Memorial Day originated as Decoration Day, a day for the widows and family of dead soldiers to place flowers on the graves of their loved ones. But it wasn't originated in the North, no, the first such commemoration was held a year after the war ended in Columbus, Georgia and designated Confederate Decoration Day. The dead soldiers so honored were Georgians who had died fighting for their homeland during Sherman's March through to the Peach State, obliterating everything on his way to the sea. The widows who organized the event also placed flowers on the graves of any Union dead also buried there, for they knew that they did what they did for their cause. They knew that young men fought the war for their homes and families, not due to any particular political persuasion or social goal. Their kindness in honoring Union dead was also noted in Northern newspapers and lauded as a great effort to end animosity in the new time of peace. Had Abraham Lincoln lived, the reunification effort would have been much easier.
Robert E. Lee and Ulysses S. Grant became good friends after the war with great respect for one another. General Joe Johnston, the commander of the Army defending Atlanta against Sherman's wrath, stood in the cold rain to pay respect to Sherman's funeral procession as it passed by at a later time.

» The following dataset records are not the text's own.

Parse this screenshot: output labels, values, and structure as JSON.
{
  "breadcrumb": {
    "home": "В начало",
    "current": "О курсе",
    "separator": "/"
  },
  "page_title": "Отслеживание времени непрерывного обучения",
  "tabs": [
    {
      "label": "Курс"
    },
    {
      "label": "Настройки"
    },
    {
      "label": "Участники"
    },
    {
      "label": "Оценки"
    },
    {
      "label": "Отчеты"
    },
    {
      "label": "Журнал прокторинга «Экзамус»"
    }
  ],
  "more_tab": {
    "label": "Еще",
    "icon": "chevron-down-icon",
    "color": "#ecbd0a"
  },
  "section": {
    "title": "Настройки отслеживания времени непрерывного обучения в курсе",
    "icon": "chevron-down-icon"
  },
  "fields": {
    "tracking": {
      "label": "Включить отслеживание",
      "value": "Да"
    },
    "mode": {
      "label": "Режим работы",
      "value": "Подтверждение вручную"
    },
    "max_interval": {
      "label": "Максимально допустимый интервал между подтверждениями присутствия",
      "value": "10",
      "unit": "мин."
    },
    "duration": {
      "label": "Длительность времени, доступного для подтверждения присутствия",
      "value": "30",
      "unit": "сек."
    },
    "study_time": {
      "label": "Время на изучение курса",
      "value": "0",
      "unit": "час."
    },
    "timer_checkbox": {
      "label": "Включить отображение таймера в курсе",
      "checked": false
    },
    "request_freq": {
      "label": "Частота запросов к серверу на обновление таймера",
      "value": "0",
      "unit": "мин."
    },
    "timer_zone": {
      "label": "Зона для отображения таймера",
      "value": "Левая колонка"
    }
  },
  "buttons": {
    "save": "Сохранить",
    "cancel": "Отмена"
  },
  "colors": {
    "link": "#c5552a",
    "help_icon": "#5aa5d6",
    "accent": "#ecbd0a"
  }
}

He came down with pneumonia and died shortly thereafter, but showed his respect by his presence. Why can't we do the same today?
It was only two years after the Southern initiation of Confederate Decoration Day that the United States initiated a special day for those who perished, basing it on a suggestion by General John Logan, a wounded Union veteran and head of the Grand Army of the Republic, a commemorative group of Union veterans. General Logan saw great value in such a commemoration and, despite a few groans, acknowledged that they would be creating a day that was started early by Southerners. The seeds of our current holiday, Memorial Day, were sown.

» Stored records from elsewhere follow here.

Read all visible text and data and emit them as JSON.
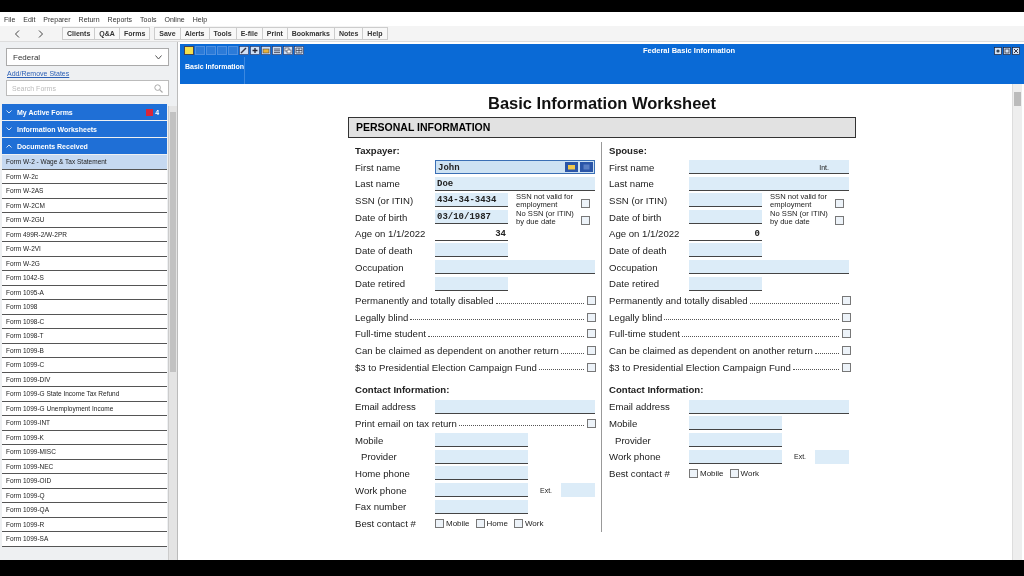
{
  "menu": [
    "File",
    "Edit",
    "Preparer",
    "Return",
    "Reports",
    "Tools",
    "Online",
    "Help"
  ],
  "toolbar": {
    "groups": [
      [
        "Clients",
        "Q&A",
        "Forms"
      ],
      [
        "Save",
        "Alerts",
        "Tools",
        "E-file",
        "Print",
        "Bookmarks",
        "Notes",
        "Help"
      ]
    ]
  },
  "sidebar": {
    "jurisdiction": "Federal",
    "link": "Add/Remove States",
    "search": {
      "placeholder": "Search Forms"
    },
    "sections": [
      {
        "label": "My Active Forms",
        "expanded": false,
        "badge": "4"
      },
      {
        "label": "Information Worksheets",
        "expanded": false
      },
      {
        "label": "Documents Received",
        "expanded": true
      }
    ],
    "forms": [
      {
        "label": "Form W-2 - Wage & Tax Statement",
        "selected": true
      },
      {
        "label": "Form W-2c",
        "selected": false
      },
      {
        "label": "Form W-2AS",
        "selected": false
      },
      {
        "label": "Form W-2CM",
        "selected": false
      },
      {
        "label": "Form W-2GU",
        "selected": false
      },
      {
        "label": "Form 499R-2/W-2PR",
        "selected": false
      },
      {
        "label": "Form W-2VI",
        "selected": false
      },
      {
        "label": "Form W-2G",
        "selected": false
      },
      {
        "label": "Form 1042-S",
        "selected": false
      },
      {
        "label": "Form 1095-A",
        "selected": false
      },
      {
        "label": "Form 1098",
        "selected": false
      },
      {
        "label": "Form 1098-C",
        "selected": false
      },
      {
        "label": "Form 1098-T",
        "selected": false
      },
      {
        "label": "Form 1099-B",
        "selected": false
      },
      {
        "label": "Form 1099-C",
        "selected": false
      },
      {
        "label": "Form 1099-DIV",
        "selected": false
      },
      {
        "label": "Form 1099-G State Income Tax Refund",
        "selected": false
      },
      {
        "label": "Form 1099-G Unemployment Income",
        "selected": false
      },
      {
        "label": "Form 1099-INT",
        "selected": false
      },
      {
        "label": "Form 1099-K",
        "selected": false
      },
      {
        "label": "Form 1099-MISC",
        "selected": false
      },
      {
        "label": "Form 1099-NEC",
        "selected": false
      },
      {
        "label": "Form 1099-OID",
        "selected": false
      },
      {
        "label": "Form 1099-Q",
        "selected": false
      },
      {
        "label": "Form 1099-QA",
        "selected": false
      },
      {
        "label": "Form 1099-R",
        "selected": false
      },
      {
        "label": "Form 1099-SA",
        "selected": false
      }
    ]
  },
  "window": {
    "title": "Federal Basic Information",
    "tabs": [
      {
        "label": "Basic Information",
        "selected": true
      }
    ]
  },
  "worksheet": {
    "title": "Basic Information Worksheet",
    "section": "PERSONAL INFORMATION",
    "columns": [
      {
        "rows": [
          {
            "kind": "heading",
            "label": "Taxpayer:"
          },
          {
            "kind": "long",
            "label": "First name",
            "value": "John",
            "focused": true
          },
          {
            "kind": "long",
            "label": "Last name",
            "value": "Doe"
          },
          {
            "kind": "short",
            "label": "SSN (or ITIN)",
            "value": "434-34-3434",
            "side": {
              "label": "SSN not valid for employment",
              "checked": false
            }
          },
          {
            "kind": "short",
            "label": "Date of birth",
            "value": "03/10/1987",
            "side": {
              "label": "No SSN (or ITIN) by due date",
              "checked": false
            }
          },
          {
            "kind": "number",
            "label": "Age on 1/1/2022",
            "value": "34"
          },
          {
            "kind": "short",
            "label": "Date of death"
          },
          {
            "kind": "long",
            "label": "Occupation"
          },
          {
            "kind": "short",
            "label": "Date retired"
          },
          {
            "kind": "check",
            "label": "Permanently and totally disabled",
            "checked": false
          },
          {
            "kind": "check",
            "label": "Legally blind",
            "checked": false
          },
          {
            "kind": "check",
            "label": "Full-time student",
            "checked": false
          },
          {
            "kind": "check",
            "label": "Can be claimed as dependent on another return",
            "checked": false
          },
          {
            "kind": "check",
            "label": "$3 to Presidential Election Campaign Fund",
            "checked": false
          },
          {
            "kind": "heading",
            "label": "Contact Information:"
          },
          {
            "kind": "long",
            "label": "Email address"
          },
          {
            "kind": "check",
            "label": "Print email on tax return",
            "checked": false
          },
          {
            "kind": "medium",
            "label": "Mobile"
          },
          {
            "kind": "indented",
            "label": "Provider"
          },
          {
            "kind": "medium",
            "label": "Home phone"
          },
          {
            "kind": "medium",
            "label": "Work phone",
            "ext": "Ext."
          },
          {
            "kind": "medium",
            "label": "Fax number"
          },
          {
            "kind": "choice",
            "label": "Best contact #",
            "options": [
              {
                "label": "Mobile",
                "checked": false
              },
              {
                "label": "Home",
                "checked": false
              },
              {
                "label": "Work",
                "checked": false
              }
            ]
          }
        ]
      },
      {
        "rows": [
          {
            "kind": "heading",
            "label": "Spouse:"
          },
          {
            "kind": "long",
            "label": "First name",
            "initial": "Int.",
            "focused": false
          },
          {
            "kind": "long",
            "label": "Last name"
          },
          {
            "kind": "short",
            "label": "SSN (or ITIN)",
            "side": {
              "label": "SSN not valid for employment",
              "checked": false
            }
          },
          {
            "kind": "short",
            "label": "Date of birth",
            "side": {
              "label": "No SSN (or ITIN) by due date",
              "checked": false
            }
          },
          {
            "kind": "number",
            "label": "Age on 1/1/2022",
            "value": "0"
          },
          {
            "kind": "short",
            "label": "Date of death"
          },
          {
            "kind": "long",
            "label": "Occupation"
          },
          {
            "kind": "short",
            "label": "Date retired"
          },
          {
            "kind": "check",
            "label": "Permanently and totally disabled",
            "checked": false
          },
          {
            "kind": "check",
            "label": "Legally blind",
            "checked": false
          },
          {
            "kind": "check",
            "label": "Full-time student",
            "checked": false
          },
          {
            "kind": "check",
            "label": "Can be claimed as dependent on another return",
            "checked": false
          },
          {
            "kind": "check",
            "label": "$3 to Presidential Election Campaign Fund",
            "checked": false
          },
          {
            "kind": "heading",
            "label": "Contact Information:"
          },
          {
            "kind": "long",
            "label": "Email address"
          },
          {
            "kind": "medium",
            "label": "Mobile"
          },
          {
            "kind": "indented",
            "label": "Provider"
          },
          {
            "kind": "medium",
            "label": "Work phone",
            "ext": "Ext."
          },
          {
            "kind": "choice",
            "label": "Best contact #",
            "options": [
              {
                "label": "Mobile",
                "checked": false
              },
              {
                "label": "Work",
                "checked": false
              }
            ]
          }
        ]
      }
    ]
  }
}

I find it sad that so many think we can just ignore the truth of the Civil War and try and put a biased pall across all things historical. Yes, the Civil War was not our finest hour, but it was real and should never be erased from our memory. And to destroy statues and symbols from those on the losing side, men who loved their homes and families just like their opponents, is shallow and sad. Men and boys in the mid-nineteenth century had much closer ties to their beloved home state than they did to a federal government. And for America to judge their actions by the social atmosphere of a time one hundred and fifty years later is simply ludicrous. We learn from history; it teaches us how to correct mistakes by showing what came with those mistakes. To destroy it with political correctness does just the opposite.
The Civil War happened and it was real and we need to remember it as we strive to make America better. Germany hasn't destroyed her concentration camps. They want to remember them so that they don't repeat the same things again. We should be grown up enough to do the same with our monuments, representing real history in a different era.